§ **Assigned task**
Only one part of the listing is needed: the lines from the one with "Give me the" through the last line, copied exactly and free of pictures.
(Beginning of Supplied material)
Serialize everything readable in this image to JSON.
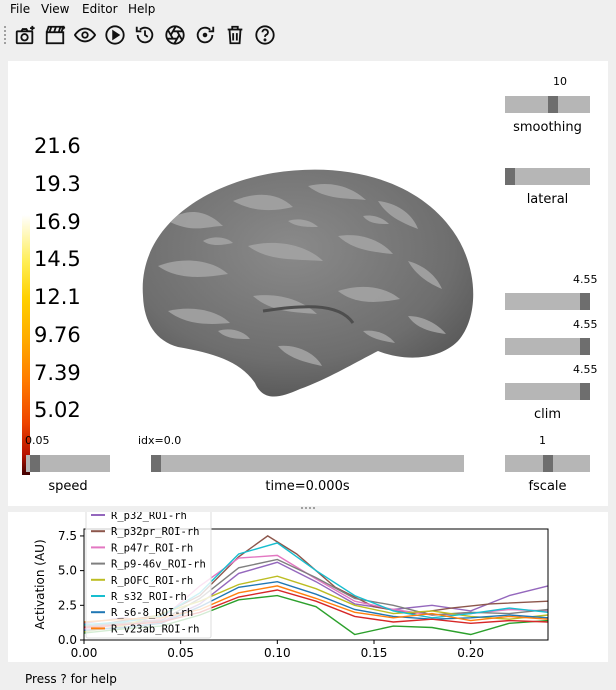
{
  "menu": [
    "File",
    "View",
    "Editor",
    "Help"
  ],
  "toolbar": [
    {
      "icon": "screenshot-icon"
    },
    {
      "icon": "movie-icon"
    },
    {
      "icon": "eye-icon"
    },
    {
      "icon": "play-icon"
    },
    {
      "icon": "history-icon"
    },
    {
      "icon": "shutter-icon"
    },
    {
      "icon": "reset-icon"
    },
    {
      "icon": "trash-icon"
    },
    {
      "icon": "help-icon"
    }
  ],
  "colorbar": {
    "labels": [
      "21.6",
      "19.3",
      "16.9",
      "14.5",
      "12.1",
      "9.76",
      "7.39",
      "5.02"
    ],
    "colormap": "hot"
  },
  "sliders": {
    "smoothing": {
      "label": "smoothing",
      "value": "10",
      "level": 0.57
    },
    "lateral": {
      "label": "lateral",
      "level": 0.0
    },
    "clim_top": {
      "value": "4.55",
      "level": 1.0
    },
    "clim_mid": {
      "value": "4.55",
      "level": 1.0
    },
    "clim_bottom": {
      "value": "4.55",
      "level": 1.0
    },
    "clim_label": "clim",
    "speed": {
      "label": "speed",
      "value": "0.05",
      "level": 0.05
    },
    "time": {
      "label": "time=0.000s",
      "value": "idx=0.0",
      "level": 0.0
    },
    "fscale": {
      "label": "fscale",
      "value": "1",
      "level": 0.5
    }
  },
  "status": "Press ? for help",
  "chart_data": {
    "type": "line",
    "ylabel": "Activation (AU)",
    "xlabel": "",
    "xlim": [
      0.0,
      0.24
    ],
    "ylim": [
      0.0,
      8.0
    ],
    "xticks": [
      "0.00",
      "0.05",
      "0.10",
      "0.15",
      "0.20"
    ],
    "yticks": [
      "0.0",
      "2.5",
      "5.0",
      "7.5"
    ],
    "legend": [
      "R_p32_ROI-rh",
      "R_p32pr_ROI-rh",
      "R_p47r_ROI-rh",
      "R_p9-46v_ROI-rh",
      "R_pOFC_ROI-rh",
      "R_s32_ROI-rh",
      "R_s6-8_ROI-rh",
      "R_v23ab_ROI-rh"
    ],
    "legend_position": "upper-left",
    "colors": [
      "#9467bd",
      "#8c564b",
      "#e377c2",
      "#7f7f7f",
      "#bcbd22",
      "#17becf",
      "#1f77b4",
      "#ff7f0e",
      "#2ca02c",
      "#d62728"
    ],
    "series": [
      {
        "name": "R_p32_ROI-rh",
        "values": [
          [
            0.0,
            1.2
          ],
          [
            0.02,
            1.6
          ],
          [
            0.04,
            1.3
          ],
          [
            0.06,
            2.6
          ],
          [
            0.08,
            4.8
          ],
          [
            0.1,
            5.6
          ],
          [
            0.12,
            4.2
          ],
          [
            0.14,
            2.6
          ],
          [
            0.16,
            2.2
          ],
          [
            0.18,
            2.5
          ],
          [
            0.2,
            2.1
          ],
          [
            0.22,
            3.2
          ],
          [
            0.24,
            3.9
          ]
        ]
      },
      {
        "name": "R_p32pr_ROI-rh",
        "values": [
          [
            0.0,
            0.9
          ],
          [
            0.02,
            1.4
          ],
          [
            0.04,
            1.8
          ],
          [
            0.06,
            3.2
          ],
          [
            0.08,
            6.0
          ],
          [
            0.095,
            7.5
          ],
          [
            0.11,
            6.2
          ],
          [
            0.13,
            3.8
          ],
          [
            0.15,
            2.4
          ],
          [
            0.17,
            1.9
          ],
          [
            0.19,
            2.3
          ],
          [
            0.21,
            2.6
          ],
          [
            0.24,
            2.8
          ]
        ]
      },
      {
        "name": "R_p47r_ROI-rh",
        "values": [
          [
            0.0,
            0.8
          ],
          [
            0.02,
            1.1
          ],
          [
            0.04,
            1.5
          ],
          [
            0.06,
            3.9
          ],
          [
            0.08,
            5.9
          ],
          [
            0.1,
            6.1
          ],
          [
            0.12,
            4.4
          ],
          [
            0.14,
            2.8
          ],
          [
            0.16,
            2.2
          ],
          [
            0.18,
            1.8
          ],
          [
            0.2,
            1.9
          ],
          [
            0.22,
            2.2
          ],
          [
            0.24,
            2.1
          ]
        ]
      },
      {
        "name": "R_p9-46v_ROI-rh",
        "values": [
          [
            0.0,
            1.0
          ],
          [
            0.02,
            1.2
          ],
          [
            0.04,
            1.4
          ],
          [
            0.06,
            3.0
          ],
          [
            0.08,
            5.2
          ],
          [
            0.1,
            5.8
          ],
          [
            0.12,
            4.5
          ],
          [
            0.14,
            3.0
          ],
          [
            0.16,
            2.5
          ],
          [
            0.18,
            1.8
          ],
          [
            0.2,
            2.0
          ],
          [
            0.22,
            1.9
          ],
          [
            0.24,
            2.2
          ]
        ]
      },
      {
        "name": "R_pOFC_ROI-rh",
        "values": [
          [
            0.0,
            0.6
          ],
          [
            0.02,
            1.0
          ],
          [
            0.04,
            1.9
          ],
          [
            0.06,
            2.8
          ],
          [
            0.08,
            4.0
          ],
          [
            0.1,
            4.6
          ],
          [
            0.12,
            3.7
          ],
          [
            0.14,
            2.5
          ],
          [
            0.16,
            1.9
          ],
          [
            0.18,
            2.1
          ],
          [
            0.2,
            1.7
          ],
          [
            0.22,
            1.5
          ],
          [
            0.24,
            1.8
          ]
        ]
      },
      {
        "name": "R_s32_ROI-rh",
        "values": [
          [
            0.0,
            1.1
          ],
          [
            0.02,
            1.3
          ],
          [
            0.04,
            1.7
          ],
          [
            0.06,
            3.4
          ],
          [
            0.08,
            6.2
          ],
          [
            0.1,
            7.0
          ],
          [
            0.12,
            5.0
          ],
          [
            0.14,
            3.2
          ],
          [
            0.16,
            2.1
          ],
          [
            0.18,
            1.6
          ],
          [
            0.2,
            1.9
          ],
          [
            0.22,
            2.3
          ],
          [
            0.24,
            2.0
          ]
        ]
      },
      {
        "name": "R_s6-8_ROI-rh",
        "values": [
          [
            0.0,
            0.7
          ],
          [
            0.02,
            0.9
          ],
          [
            0.04,
            1.2
          ],
          [
            0.06,
            2.4
          ],
          [
            0.08,
            3.8
          ],
          [
            0.1,
            4.2
          ],
          [
            0.12,
            3.3
          ],
          [
            0.14,
            2.2
          ],
          [
            0.16,
            1.7
          ],
          [
            0.18,
            1.5
          ],
          [
            0.2,
            1.6
          ],
          [
            0.22,
            1.8
          ],
          [
            0.24,
            1.6
          ]
        ]
      },
      {
        "name": "R_v23ab_ROI-rh",
        "values": [
          [
            0.0,
            1.3
          ],
          [
            0.02,
            1.5
          ],
          [
            0.04,
            1.6
          ],
          [
            0.06,
            2.2
          ],
          [
            0.08,
            3.4
          ],
          [
            0.1,
            3.9
          ],
          [
            0.12,
            3.0
          ],
          [
            0.14,
            2.0
          ],
          [
            0.16,
            1.6
          ],
          [
            0.18,
            1.9
          ],
          [
            0.2,
            1.4
          ],
          [
            0.22,
            1.7
          ],
          [
            0.24,
            1.5
          ]
        ]
      },
      {
        "name": "",
        "values": [
          [
            0.0,
            0.5
          ],
          [
            0.02,
            0.8
          ],
          [
            0.04,
            1.0
          ],
          [
            0.06,
            1.8
          ],
          [
            0.08,
            2.9
          ],
          [
            0.1,
            3.2
          ],
          [
            0.12,
            2.4
          ],
          [
            0.14,
            0.4
          ],
          [
            0.16,
            1.0
          ],
          [
            0.18,
            0.9
          ],
          [
            0.2,
            0.4
          ],
          [
            0.22,
            1.2
          ],
          [
            0.24,
            1.4
          ]
        ]
      },
      {
        "name": "",
        "values": [
          [
            0.0,
            0.9
          ],
          [
            0.02,
            1.1
          ],
          [
            0.04,
            1.3
          ],
          [
            0.06,
            2.0
          ],
          [
            0.08,
            3.1
          ],
          [
            0.1,
            3.6
          ],
          [
            0.12,
            2.8
          ],
          [
            0.14,
            1.7
          ],
          [
            0.16,
            1.3
          ],
          [
            0.18,
            1.5
          ],
          [
            0.2,
            1.2
          ],
          [
            0.22,
            1.4
          ],
          [
            0.24,
            1.3
          ]
        ]
      }
    ]
  }
}
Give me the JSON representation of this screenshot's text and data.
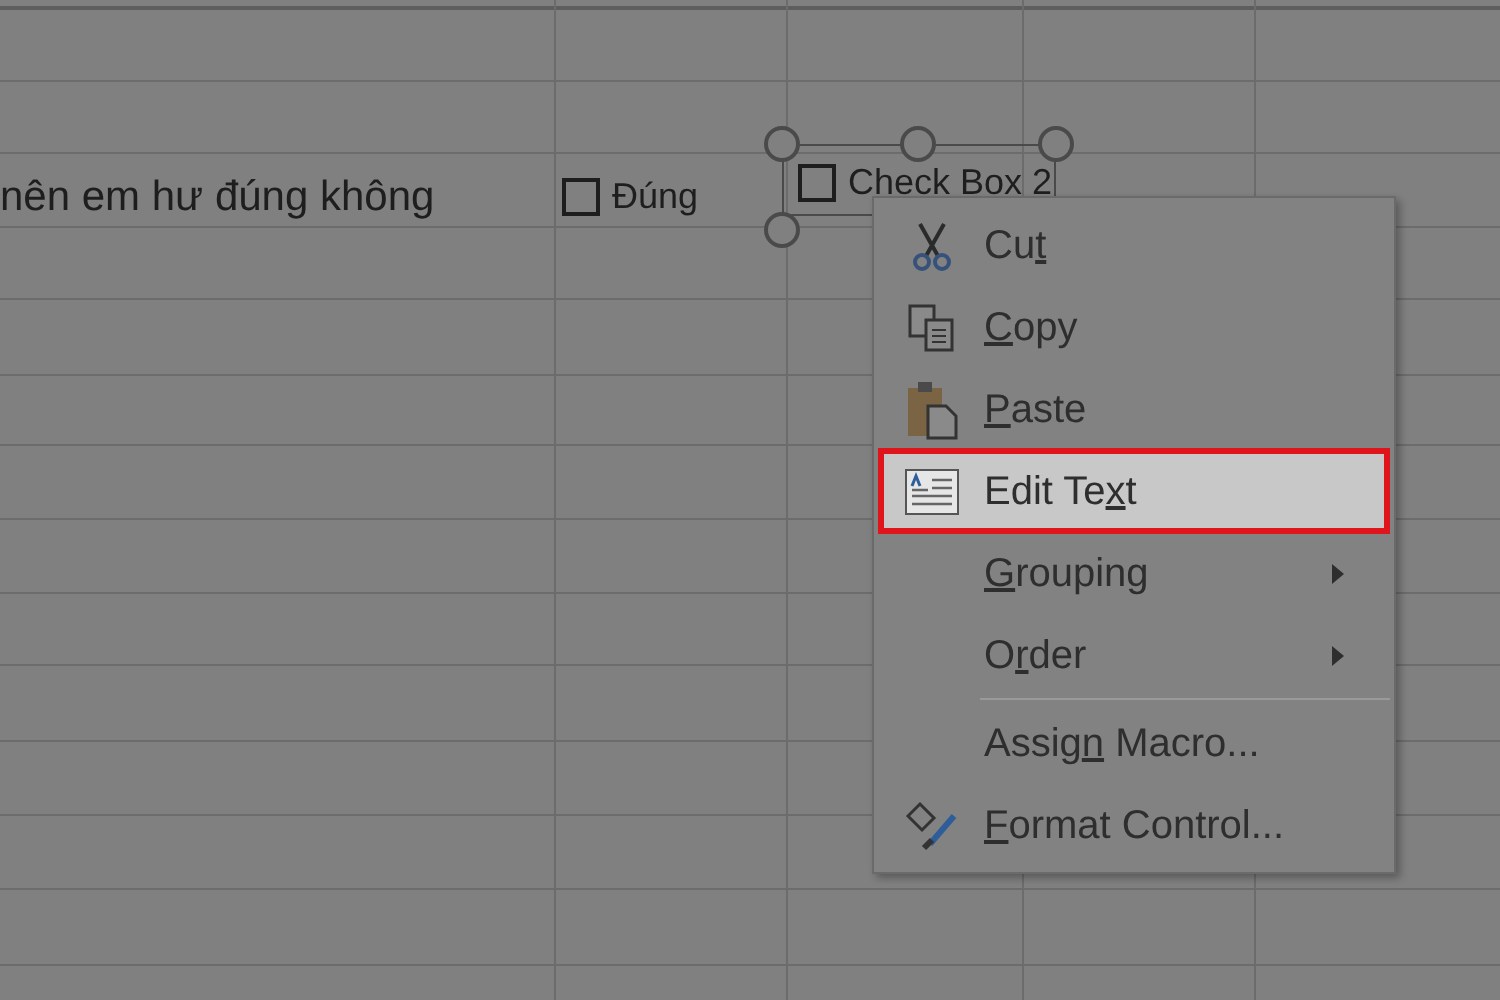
{
  "sheet": {
    "cell_text": "nên em hư đúng không",
    "checkboxes": [
      {
        "label": "Đúng",
        "checked": false,
        "selected": false
      },
      {
        "label": "Check Box 2",
        "checked": false,
        "selected": true
      }
    ]
  },
  "context_menu": {
    "items": [
      {
        "kind": "item",
        "before": "Cu",
        "key": "t",
        "selected": false,
        "submenu": false
      },
      {
        "kind": "item",
        "key": "C",
        "after": "opy",
        "selected": false,
        "submenu": false
      },
      {
        "kind": "item",
        "key": "P",
        "after": "aste",
        "selected": false,
        "submenu": false
      },
      {
        "kind": "item",
        "before": "Edit Te",
        "key": "x",
        "after": "t",
        "selected": true,
        "submenu": false
      },
      {
        "kind": "item",
        "key": "G",
        "after": "rouping",
        "selected": false,
        "submenu": true
      },
      {
        "kind": "item",
        "before": "O",
        "key": "r",
        "after": "der",
        "selected": false,
        "submenu": true
      },
      {
        "kind": "separator"
      },
      {
        "kind": "item",
        "before": "Assig",
        "key": "n",
        "after": " Macro...",
        "selected": false,
        "submenu": false
      },
      {
        "kind": "item",
        "key": "F",
        "after": "ormat Control...",
        "selected": false,
        "submenu": false
      }
    ]
  }
}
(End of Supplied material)
§ **Solution to the problem**
Give me the JSON representation of this screenshot's text and data.
{
  "sheet": {
    "cell_text": "nên em hư đúng không",
    "checkboxes": [
      {
        "label": "Đúng",
        "checked": false,
        "selected": false
      },
      {
        "label": "Check Box 2",
        "checked": false,
        "selected": true
      }
    ]
  },
  "context_menu": {
    "items": [
      {
        "kind": "item",
        "before": "Cu",
        "key": "t",
        "selected": false,
        "submenu": false
      },
      {
        "kind": "item",
        "key": "C",
        "after": "opy",
        "selected": false,
        "submenu": false
      },
      {
        "kind": "item",
        "key": "P",
        "after": "aste",
        "selected": false,
        "submenu": false
      },
      {
        "kind": "item",
        "before": "Edit Te",
        "key": "x",
        "after": "t",
        "selected": true,
        "submenu": false
      },
      {
        "kind": "item",
        "key": "G",
        "after": "rouping",
        "selected": false,
        "submenu": true
      },
      {
        "kind": "item",
        "before": "O",
        "key": "r",
        "after": "der",
        "selected": false,
        "submenu": true
      },
      {
        "kind": "separator"
      },
      {
        "kind": "item",
        "before": "Assig",
        "key": "n",
        "after": " Macro...",
        "selected": false,
        "submenu": false
      },
      {
        "kind": "item",
        "key": "F",
        "after": "ormat Control...",
        "selected": false,
        "submenu": false
      }
    ]
  }
}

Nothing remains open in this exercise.